The more minds, the better
Being a public research forest, there are always several different organizations conducting research at the PRF at any given time. Many of its research installations result in collaborations between different research organizations.
When asked if they would like to hear from other people and organizations who want to collaborate, Hoepting answers with an emphatic “Yes! The Adaptive Silviculture for Climate Change project was initiated through collaboration, and we want that to continue. While the Canadian Wood Fibre Centre is leading the installation and the core monitoring of the study, we hope that others will build upon this platform. We can’t do it all on our own, so we welcome others to pursue their own short and long-term questions related to adaptive silviculture treatments.”
Within this collaborative environment, FPInnovations will be providing technical support in the evaluation of the equipment and planned work methods and by evaluating the costs and operational variables of the treatments under study.
If you want to learn more about this study or discuss collaboration, you can contact the study’s Scientific Lead Trevor Jones at firstname.lastname@example.org.

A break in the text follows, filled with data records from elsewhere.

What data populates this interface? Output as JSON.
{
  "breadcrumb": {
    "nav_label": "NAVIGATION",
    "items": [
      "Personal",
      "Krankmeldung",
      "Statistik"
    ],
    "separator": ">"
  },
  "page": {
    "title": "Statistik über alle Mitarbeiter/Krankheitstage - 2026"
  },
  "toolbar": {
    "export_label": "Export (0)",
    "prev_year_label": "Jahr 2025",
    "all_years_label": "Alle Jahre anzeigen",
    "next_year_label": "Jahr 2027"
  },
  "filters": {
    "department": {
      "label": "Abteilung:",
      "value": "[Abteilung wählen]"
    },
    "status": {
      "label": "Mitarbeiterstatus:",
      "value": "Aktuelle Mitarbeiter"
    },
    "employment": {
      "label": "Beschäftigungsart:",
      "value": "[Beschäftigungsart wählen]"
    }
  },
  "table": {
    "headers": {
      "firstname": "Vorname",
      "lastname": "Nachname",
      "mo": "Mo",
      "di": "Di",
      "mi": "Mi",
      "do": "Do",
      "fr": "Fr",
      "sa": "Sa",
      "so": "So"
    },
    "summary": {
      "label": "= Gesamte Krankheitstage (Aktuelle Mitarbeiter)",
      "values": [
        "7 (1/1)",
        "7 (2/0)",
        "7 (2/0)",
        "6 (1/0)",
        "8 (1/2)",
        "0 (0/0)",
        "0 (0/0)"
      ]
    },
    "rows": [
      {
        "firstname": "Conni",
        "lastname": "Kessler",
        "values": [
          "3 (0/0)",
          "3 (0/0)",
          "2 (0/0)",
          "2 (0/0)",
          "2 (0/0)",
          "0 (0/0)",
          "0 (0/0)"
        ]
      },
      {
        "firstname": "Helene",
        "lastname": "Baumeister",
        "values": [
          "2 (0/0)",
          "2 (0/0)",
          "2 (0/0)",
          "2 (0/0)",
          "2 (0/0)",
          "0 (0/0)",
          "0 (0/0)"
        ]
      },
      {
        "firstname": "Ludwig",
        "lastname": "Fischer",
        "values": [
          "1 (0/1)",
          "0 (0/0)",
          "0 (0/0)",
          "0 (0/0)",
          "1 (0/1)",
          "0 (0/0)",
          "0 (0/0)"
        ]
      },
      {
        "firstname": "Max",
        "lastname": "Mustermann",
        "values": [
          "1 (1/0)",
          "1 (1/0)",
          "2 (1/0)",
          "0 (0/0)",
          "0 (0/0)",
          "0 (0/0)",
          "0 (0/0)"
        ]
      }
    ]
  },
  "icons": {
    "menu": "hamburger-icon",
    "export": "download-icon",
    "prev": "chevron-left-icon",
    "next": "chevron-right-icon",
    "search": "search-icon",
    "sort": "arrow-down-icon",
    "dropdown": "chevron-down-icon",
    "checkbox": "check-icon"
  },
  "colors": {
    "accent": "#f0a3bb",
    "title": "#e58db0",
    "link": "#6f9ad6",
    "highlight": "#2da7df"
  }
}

A background summary document of the study, its draft treatments, and its development process, published by FPInnovations, is also available through Jones or Glen Prevost, Researcher, Development and Implementation with FPInnovations at email@example.com.